Supermarket: beware of the “family size” trap


Who doesn’t jump for joy when their favorite product is on sale at the supermarket? Faced with galloping inflation, many are those who carefully research all the promotions in force before going shopping. A growing proportion of consumers even go so far as to change stores regularly to follow the most interesting offers.

Unfortunately, tempting promotions aren’t always what they seem! Indeed, Liberation reports a survey by the Foodwatch association dating from 2020 which speaks volumes. The unit price of certain products offered in packs at a “reduced” price would in fact be more expensive than buying them individually off-promotion. For example, the price per kilo of a Lustucru rice would increase by 22.8% between the package in the classic format and that flanked by a “family” label.

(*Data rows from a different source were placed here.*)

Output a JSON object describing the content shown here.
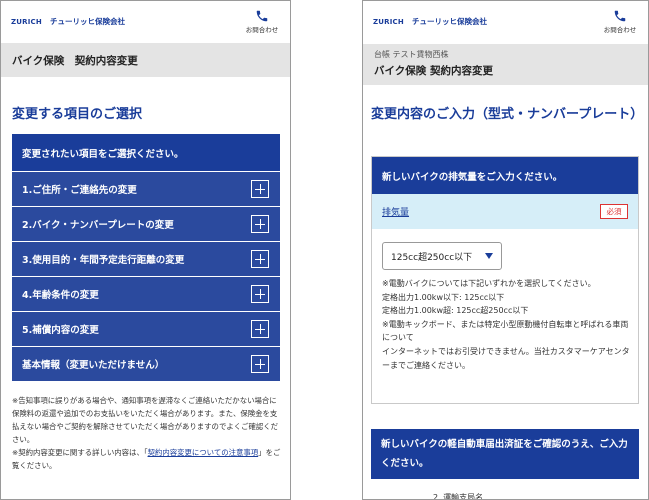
{
  "header": {
    "brand_logo": "ZURICH",
    "brand_name": "チューリッヒ保険会社",
    "contact_label": "お問合わせ"
  },
  "left": {
    "breadcrumb": "バイク保険　契約内容変更",
    "heading": "変更する項目のご選択",
    "menu_header": "変更されたい項目をご選択ください。",
    "menu_items": [
      "1.ご住所・ご連絡先の変更",
      "2.バイク・ナンバープレートの変更",
      "3.使用目的・年間予定走行距離の変更",
      "4.年齢条件の変更",
      "5.補償内容の変更",
      "基本情報（変更いただけません）"
    ],
    "notes": {
      "note1": "※告知事項に誤りがある場合や、通知事項を遅滞なくご連絡いただかない場合に保険料の返還や追加でのお支払いをいただく場合があります。また、保険金を支払えない場合やご契約を解除させていただく場合がありますのでよくご確認ください。",
      "note2_prefix": "※契約内容変更に関する詳しい内容は、「",
      "note2_link": "契約内容変更についての注意事項",
      "note2_suffix": "」をご覧ください。"
    }
  },
  "right": {
    "insured_name": "台帳 テスト賃物西株",
    "page_subtitle": "バイク保険 契約内容変更",
    "heading": "変更内容のご入力（型式・ナンバープレート）",
    "card_header": "新しいバイクの排気量をご入力ください。",
    "field_label": "排気量",
    "required_label": "必須",
    "select_value": "125cc超250cc以下",
    "field_notes": [
      "※電動バイクについては下記いずれかを選択してください。",
      "定格出力1.00kw以下: 125cc以下",
      "定格出力1.00kw超: 125cc超250cc以下",
      "※電動キックボード、または特定小型原動機付自転車と呼ばれる車両について",
      "インターネットではお引受けできません。当社カスタマーケアセンターまでご連絡ください。"
    ],
    "next_header": "新しいバイクの軽自動車届出済証をご確認のうえ、ご入力ください。",
    "partial_text": "2. 運輸支局名"
  },
  "colors": {
    "primary": "#1a3d9a",
    "menu_item": "#2b4a9e",
    "label_bg": "#d6eef8",
    "required": "#dd3333",
    "breadcrumb_bg": "#e4e4e4"
  },
  "icons": {
    "contact": "phone-icon",
    "expand": "plus-icon",
    "dropdown": "caret-down-icon"
  }
}
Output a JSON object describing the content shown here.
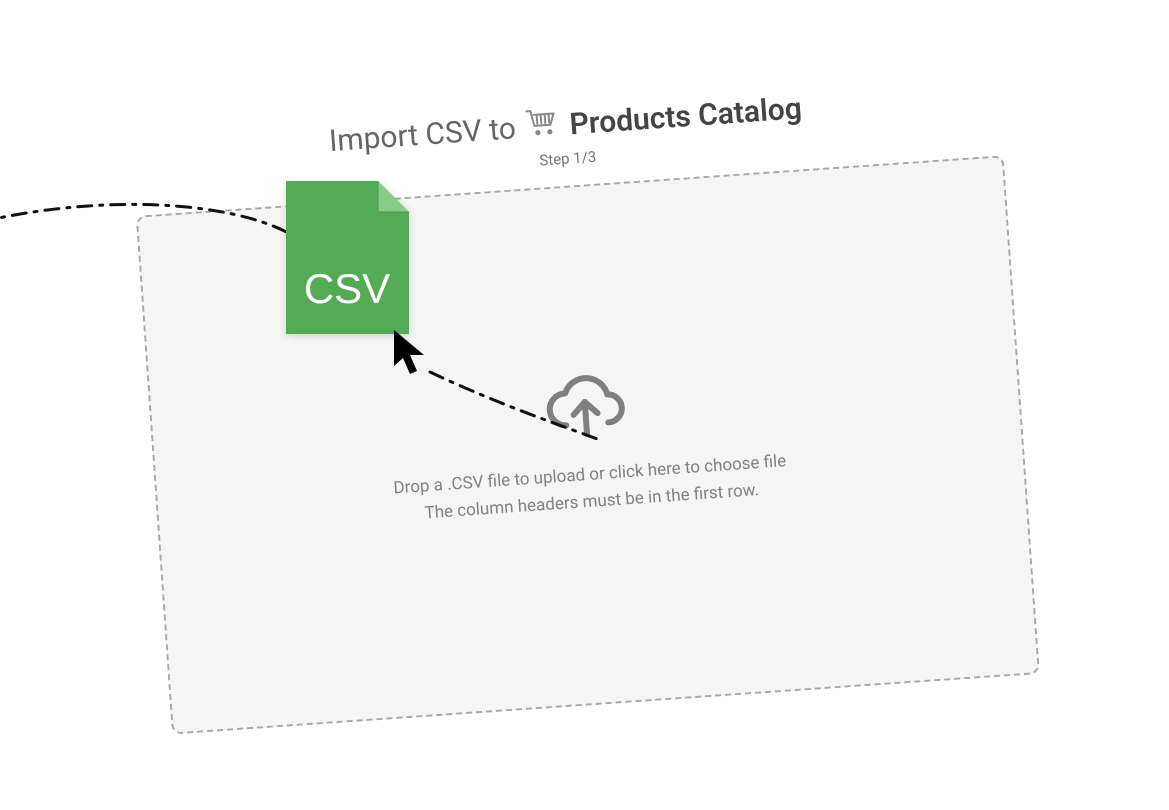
{
  "header": {
    "title_prefix": "Import CSV to",
    "catalog_name": "Products Catalog",
    "step_label": "Step 1/3"
  },
  "dropzone": {
    "line1": "Drop a .CSV file to upload or click here to choose file",
    "line2": "The column headers must be in the first row."
  },
  "dragged_file": {
    "label": "CSV"
  },
  "colors": {
    "csv_green": "#55ab55",
    "csv_fold": "#7bc47b",
    "border_gray": "#a9a9a9",
    "panel_bg": "#f5f5f5",
    "icon_gray": "#808080"
  }
}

Some distributors also engage in other forms of promotion-related scams. The crossed-out price on the shelf, for example, does not always correspond to the original price, thus making it seem like a much more advantageous offer than it really is, as reported by Version Femina. Sometimes the price of certain items would even be more expensive at checkout after the promotion! In this case, it remains very realistic to think of an error on the part of the distributor rather than an intentional scam.

Indeed, distributors often adjust their prices downward to keep up with the competition. In this case, they may forget to lower the price of the lots on the way. However, another retail strategy is likely contributing to consumer scams. To attract customers, distributors lower the price of so-called “loss leader” products, in particular small formats, even if it means not making a margin on their sale. Large packaging products do not fall into this category, and are therefore the items on which supermarkets can still make a profit.